By most accounts, the Al-Salaam Boccaccio 98 sank no later than 2 a.m., five hours earlier. Other reports say the ship sank at 1 a.m., which would have made the delay in notification at least six hours.
The public did not learn of the disaster for several more hours after the government was notified.
``What really happened was that the port authority was first informed at 7 a.m. by the ship’s owners that they had lost contact with the ferry,″ Awad said. ``Forty-five minutes later, the company told port officials the ship may have sunk.″
Awad said the rescue center was notified ``one minute later″ and a plane was over the scene of the sinking by 8 a.m.
``It was followed by another rescue plane and ships of the Egyptian fleet,″ he said.
The ferry set sail from Dubah, Saudi Arabia, on Thursday night, carrying more than 1,400 passengers and crew. Fierce winds whipped up a sandstorm as the vessel left port for the 130-mile crossing to Safaga.
Less than two hours into the voyage _ with the ship about 40 miles off the Saudi coast _ a fire broke out in the vehicle parking bay. The captain, apparently thinking the blaze had been extinguished, pressed on for Egypt, but the fire rekindled and raged out of control.
The ship sank early Friday about 60 miles from its destination.

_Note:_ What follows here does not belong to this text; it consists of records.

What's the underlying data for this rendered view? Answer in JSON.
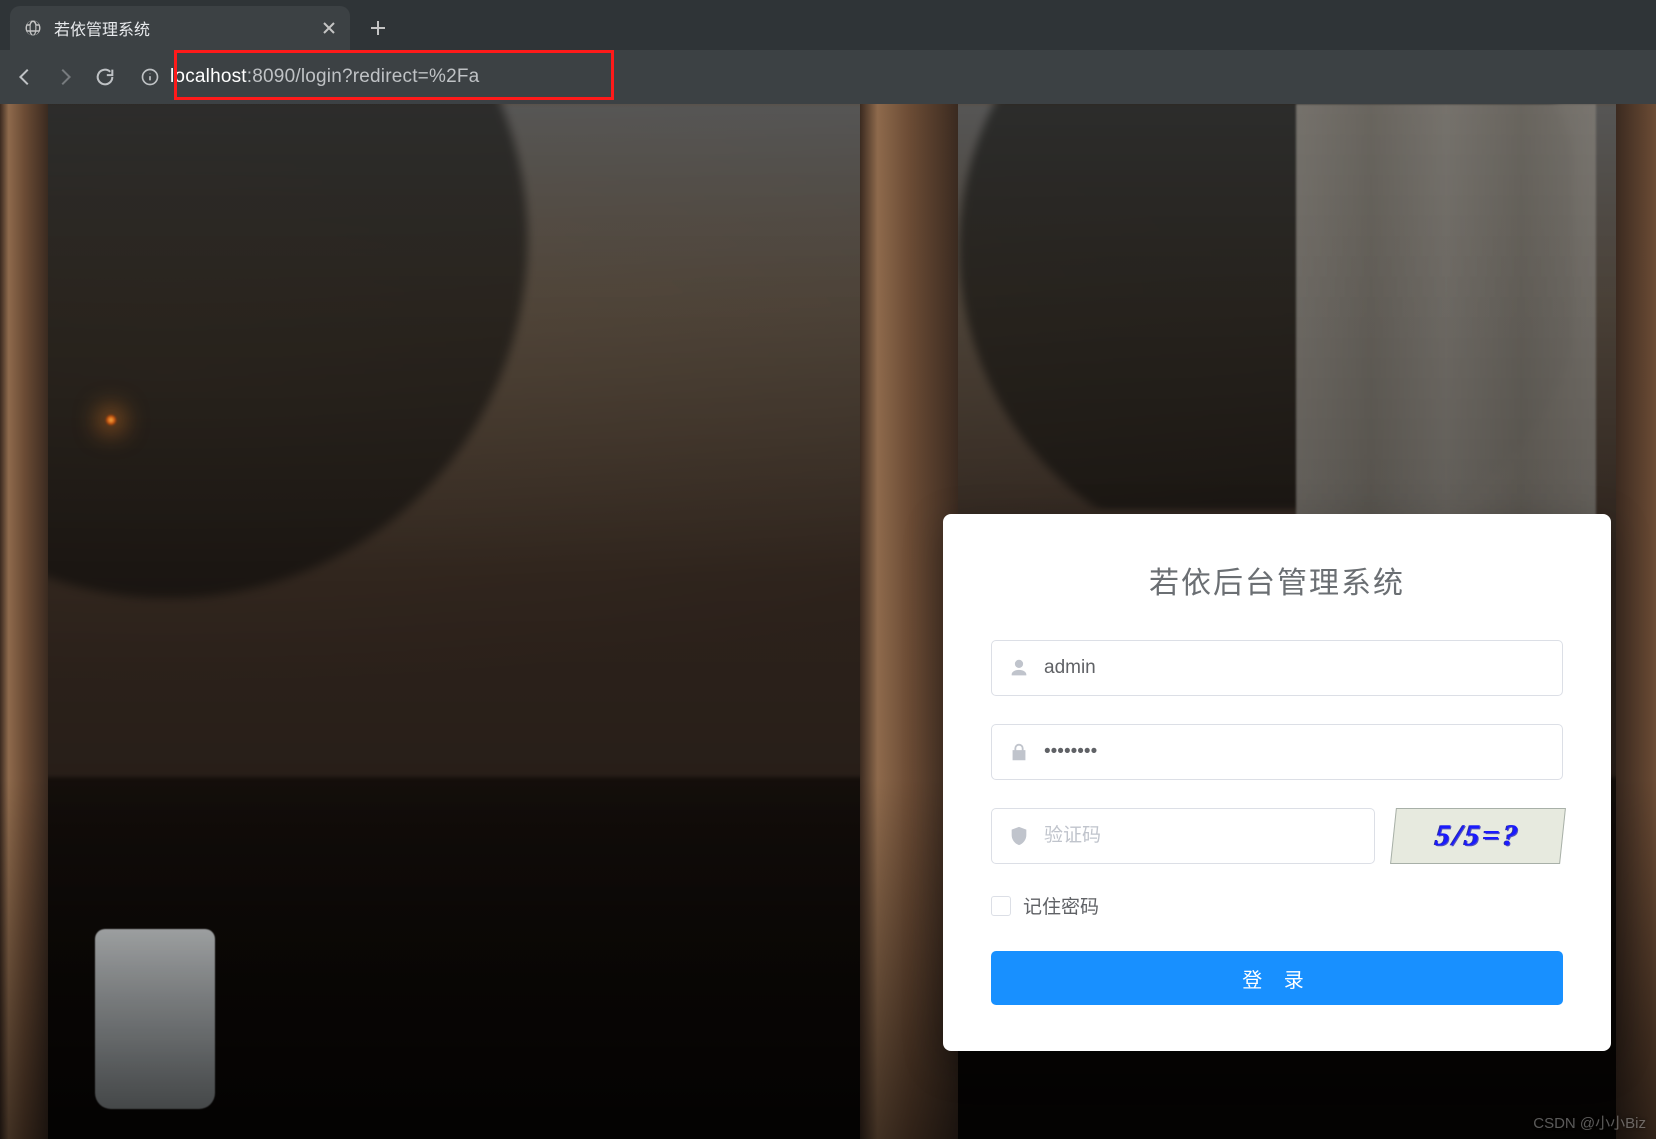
{
  "browser": {
    "tab_title": "若依管理系统",
    "url_host": "localhost",
    "url_rest": ":8090/login?redirect=%2Fa"
  },
  "login": {
    "title": "若依后台管理系统",
    "username_value": "admin",
    "password_value": "********",
    "captcha_placeholder": "验证码",
    "captcha_text": "5/5=?",
    "remember_label": "记住密码",
    "submit_label": "登 录"
  },
  "watermark": "CSDN @小小Biz"
}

The number of survivors has been estimated at about 400.
Meanwhile, the captain of another ship owned by Al Salam Maritime, the St. Catherine, told a Cairo newspaper Tuesday he was informed by the owners as he left Safaga port in Egypt to try to make contact with the Al-Salaam Boccaccio 98 because they feared it was in trouble.

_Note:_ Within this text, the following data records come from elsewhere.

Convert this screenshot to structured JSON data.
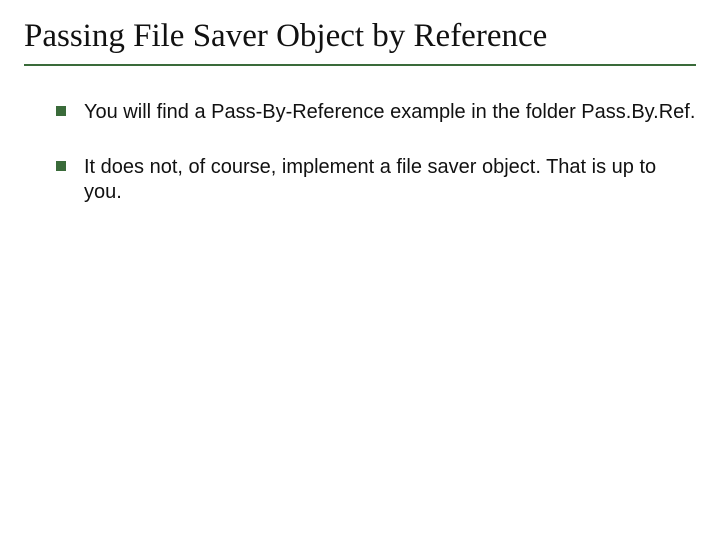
{
  "title": "Passing File Saver Object by Reference",
  "bullets": [
    "You will find a Pass-By-Reference example in the folder Pass.By.Ref.",
    "It does not, of course, implement a file saver object. That is up to you."
  ]
}
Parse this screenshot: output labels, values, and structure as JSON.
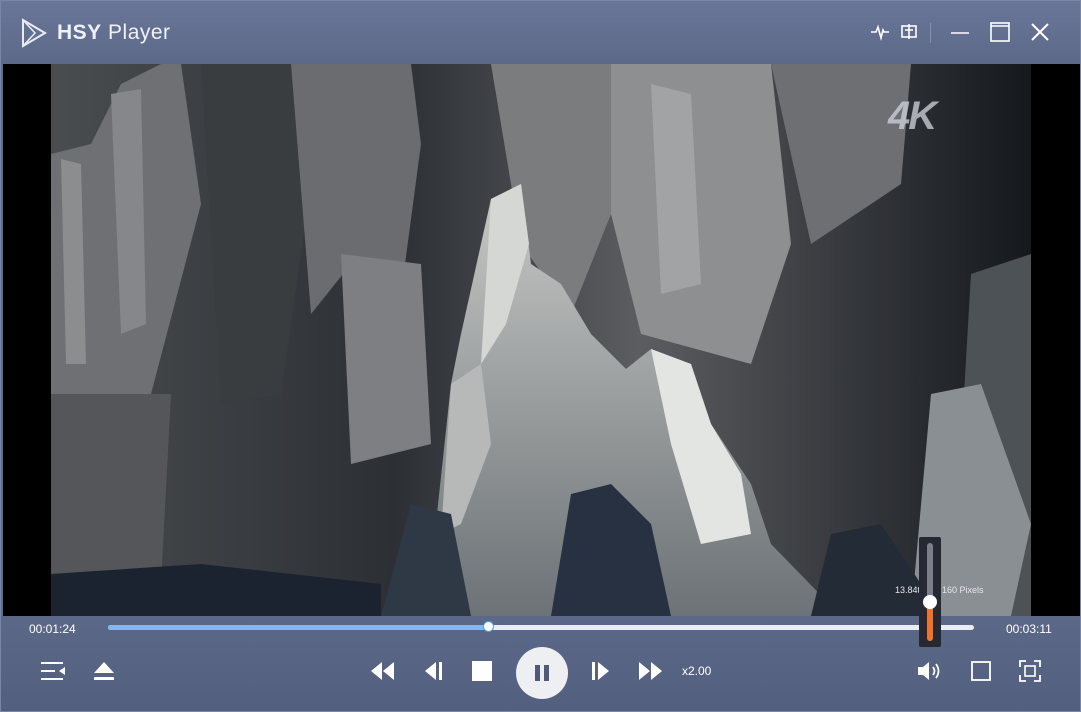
{
  "app": {
    "title_bold": "HSY",
    "title_rest": " Player"
  },
  "titlebar_icons": [
    "waveform-icon",
    "subtitle-icon",
    "minimize-icon",
    "maximize-icon",
    "close-icon"
  ],
  "video": {
    "badge": "4K",
    "overlay_left": "13.84t",
    "overlay_right": "160 Pixels"
  },
  "playback": {
    "current_time": "00:01:24",
    "total_time": "00:03:11",
    "progress": 0.44,
    "speed": "x2.00",
    "volume": 0.4
  },
  "controls": {
    "left": [
      "playlist-icon",
      "eject-icon"
    ],
    "center": [
      "rewind-icon",
      "previous-frame-icon",
      "stop-icon",
      "pause-icon",
      "next-frame-icon",
      "fast-forward-icon"
    ],
    "right": [
      "volume-icon",
      "window-mode-icon",
      "fullscreen-icon"
    ]
  },
  "colors": {
    "accent": "#79bdf0",
    "volume": "#f0722b",
    "chrome": "#5f6b8c"
  }
}
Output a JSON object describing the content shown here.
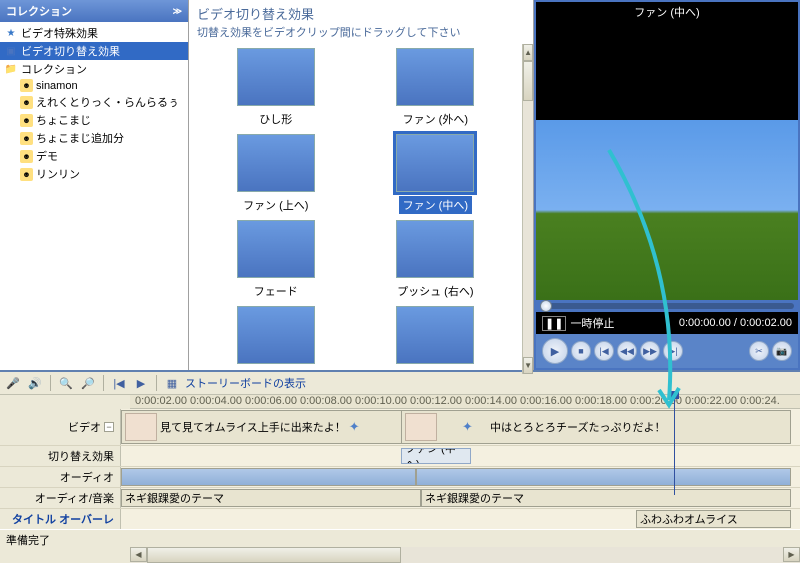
{
  "left_panel": {
    "header": "コレクション",
    "items": [
      {
        "icon": "star",
        "label": "ビデオ特殊効果"
      },
      {
        "icon": "trans",
        "label": "ビデオ切り替え効果",
        "selected": true
      },
      {
        "icon": "folder",
        "label": "コレクション"
      },
      {
        "icon": "face",
        "label": "sinamon",
        "child": true
      },
      {
        "icon": "face",
        "label": "えれくとりっく・らんらるぅ",
        "child": true
      },
      {
        "icon": "face",
        "label": "ちょこまじ",
        "child": true
      },
      {
        "icon": "face",
        "label": "ちょこまじ追加分",
        "child": true
      },
      {
        "icon": "face",
        "label": "デモ",
        "child": true
      },
      {
        "icon": "face",
        "label": "リンリン",
        "child": true
      }
    ]
  },
  "center": {
    "title": "ビデオ切り替え効果",
    "subtitle": "切替え効果をビデオクリップ間にドラッグして下さい",
    "thumbs": [
      {
        "label": "ひし形"
      },
      {
        "label": "ファン (外へ)"
      },
      {
        "label": "ファン (上へ)"
      },
      {
        "label": "ファン (中へ)",
        "selected": true
      },
      {
        "label": "フェード"
      },
      {
        "label": "プッシュ (右へ)"
      },
      {
        "label": ""
      },
      {
        "label": ""
      }
    ]
  },
  "preview": {
    "title": "ファン (中へ)",
    "pause_label": "一時停止",
    "time_current": "0:00:00.00",
    "time_total": "0:00:02.00",
    "time_sep": " / "
  },
  "timeline_toolbar": {
    "storyboard_label": "ストーリーボードの表示"
  },
  "ruler_ticks": [
    "0:00:02.00",
    "0:00:04.00",
    "0:00:06.00",
    "0:00:08.00",
    "0:00:10.00",
    "0:00:12.00",
    "0:00:14.00",
    "0:00:16.00",
    "0:00:18.00",
    "0:00:20.00",
    "0:00:22.00",
    "0:00:24."
  ],
  "tracks": {
    "video": "ビデオ",
    "transition": "切り替え効果",
    "audio": "オーディオ",
    "audio_music": "オーディオ/音楽",
    "title_overlay": "タイトル オーバーレイ"
  },
  "clips": {
    "video1_text": "見て見てオムライス上手に出来たよ！",
    "video2_text_a": "中はとろとろチーズたっぷりだよ！",
    "trans1": "ファン (中へ)",
    "audio1": "ネギ銀踝愛のテーマ",
    "audio2": "ネギ銀踝愛のテーマ",
    "title1": "ふわふわオムライス"
  },
  "status": "準備完了"
}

The St. Catherine captain, Salah Jomaa, said he left port at 2:45 a.m., meaning the company was aware the ship was in danger by that time.
After repeatedly failing to make radio contact, Jomaa said he placed a satellite telephone call to the captain of the Al-Salaam Boccaccio 98 but received no answer.
Jomaa said he finally made contact at 6:57 a.m. with another officer of the ship who said he was in a lifeboat and the ship had gone down.
Jomaa said he reported the sinking to the Al Salam Maritime office in Safaga at 7:05 a.m.
The manager of the company gave a similar account to The Associated Press last week but did not provide any times.
``Our agent in Safaga informed us that the ship was late, so we started making inquiries,″ said Mamdouh Orabi, an El Salam Maritime manager. ``At the same time, one of the ships we operate (the St. Catherine) was heading for Dubah.
``We informed its crew, which later reported that there were people on a rescue boat in the sea, so we notified the relevant authorities.″